“Before today, only a few Albanians had the power to report human trafficking. The old national hotline number could only be dialed with a landline, but many Albanians, especially those living in rural areas, only use mobile phones. Fixing this problem and the new app will enable communities to learn about human trafficking, mobilize, and help victims” said Alison Padget, Program Manager of NetHope’s Combating of Trafficking in Persons (cTIP) Program.
The new free hotline number was built into the app, which contains the following features:
- Hotline direct dial: Calls the free national anti-trafficking hotline directly.
- Map to services: Displays a map showing services for victims (shelters, hospitals, etc.) nearest the user’s location.
- Services database: Displays the same information as the map in a list form for users who don’t have GPS-enabled phones or are looking for a particular type of service.
- Report trafficking: Allows the user to report suspected trafficking to the authorities directly via SMS/text and email.
- Knowledge center: Provides up-to-date information about the problem of human trafficking in Albania and how to identify and prevent human trafficking.
When somebody contacts the free hotline—via the app or any mobile phone or landline—and reports a trafficking case/suspected trafficking case, the call will go to the operative office in the General Police Department, who will immediately send officers to respond per Albania’s Standard Operating Procedures put in place to combat trafficking in 2011.
“Human trafficking is modern-day slavery exploiting children, youth, women, and men. It’s often hidden in plain sight. But it’s also a crime that can be stopped when ordinary people learn what to look out for and have a means to report it,” Padget continued. “The app’s knowledge center will help educate Albanians about the problem of human trafficking and what they need to look out for—both to identify potential victims and to protect themselves, their families, and their communities.”

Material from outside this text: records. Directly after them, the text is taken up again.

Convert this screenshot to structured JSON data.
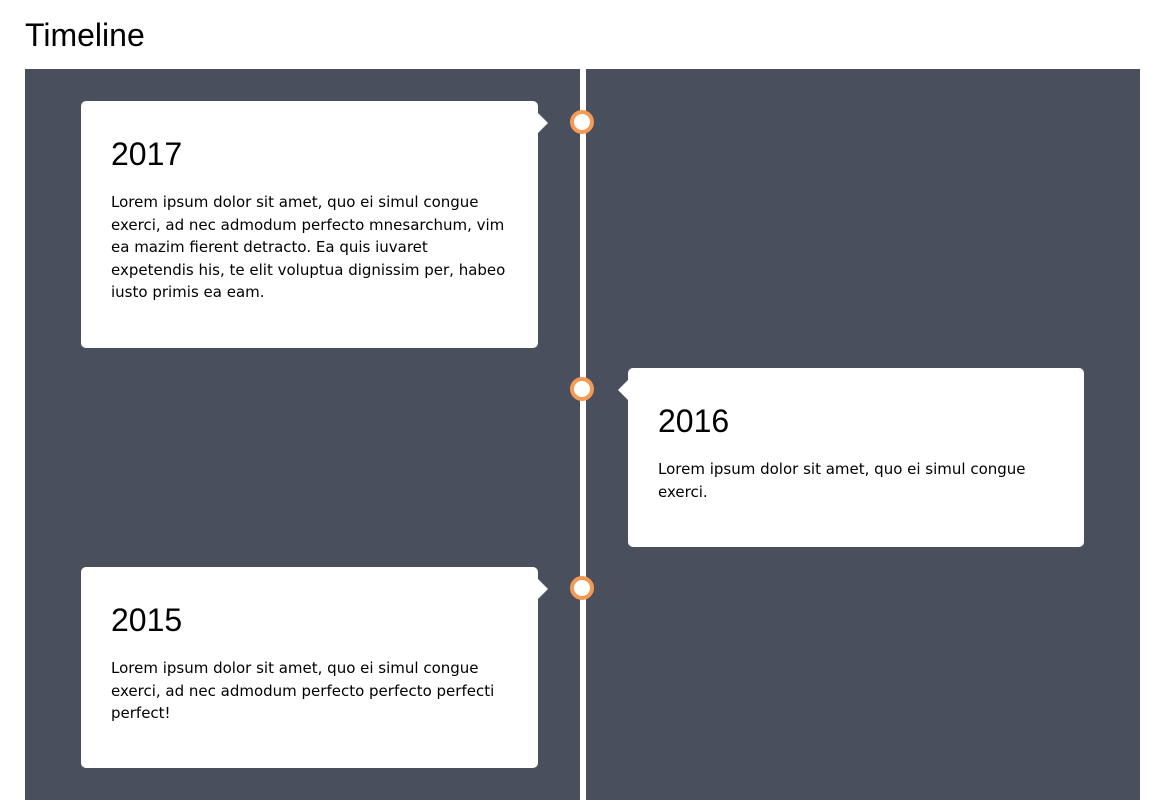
{
  "page": {
    "title": "Timeline"
  },
  "colors": {
    "timeline_background": "#4a4f5e",
    "timeline_line": "#ffffff",
    "dot_border": "#f59a55",
    "card_background": "#ffffff"
  },
  "timeline": {
    "entries": [
      {
        "year": "2017",
        "side": "left",
        "text": "Lorem ipsum dolor sit amet, quo ei simul congue exerci, ad nec admodum perfecto mnesarchum, vim ea mazim fierent detracto. Ea quis iuvaret expetendis his, te elit voluptua dignissim per, habeo iusto primis ea eam."
      },
      {
        "year": "2016",
        "side": "right",
        "text": "Lorem ipsum dolor sit amet, quo ei simul congue exerci."
      },
      {
        "year": "2015",
        "side": "left",
        "text": "Lorem ipsum dolor sit amet, quo ei simul congue exerci, ad nec admodum perfecto perfecto perfecti perfect!"
      }
    ]
  }
}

NetHope, Inc., is a consortium of more than 40 leading humanitarian organizations. NetHope collaborates with consortium members and facilitates public-private partnerships with major technology companies to leverage technology investments and better serve aid beneficiaries. World Vision is a member of NetHope. USAID funds NetHope’s cTIP Program and the Global Broadband and Innovations (GBI) Alliance. The cTIP Program falls under the GBI. For more information, please visit http://nethope.org/programs/global-broadband-and-innovations/.
About World Vision
World Vision is a Christian humanitarian organization dedicated to working with children, families, and their communities worldwide to reach their full potential by tackling the causes of poverty and injustice. World Vision serves all people regardless of religion, race, ethnicity, or gender. For more information, please visit www.WorldVision.org/press.
USAID is a leading U.S. Government agency responsible for U.S. foreign development assistance. USAID works in approximately 100 countries around the world delivering humanitarian assistance, supporting social sector improvements, and facilitating economic development. USAID funds NetHope’s cTIP Program. For more information, please visit www.usaid.gov.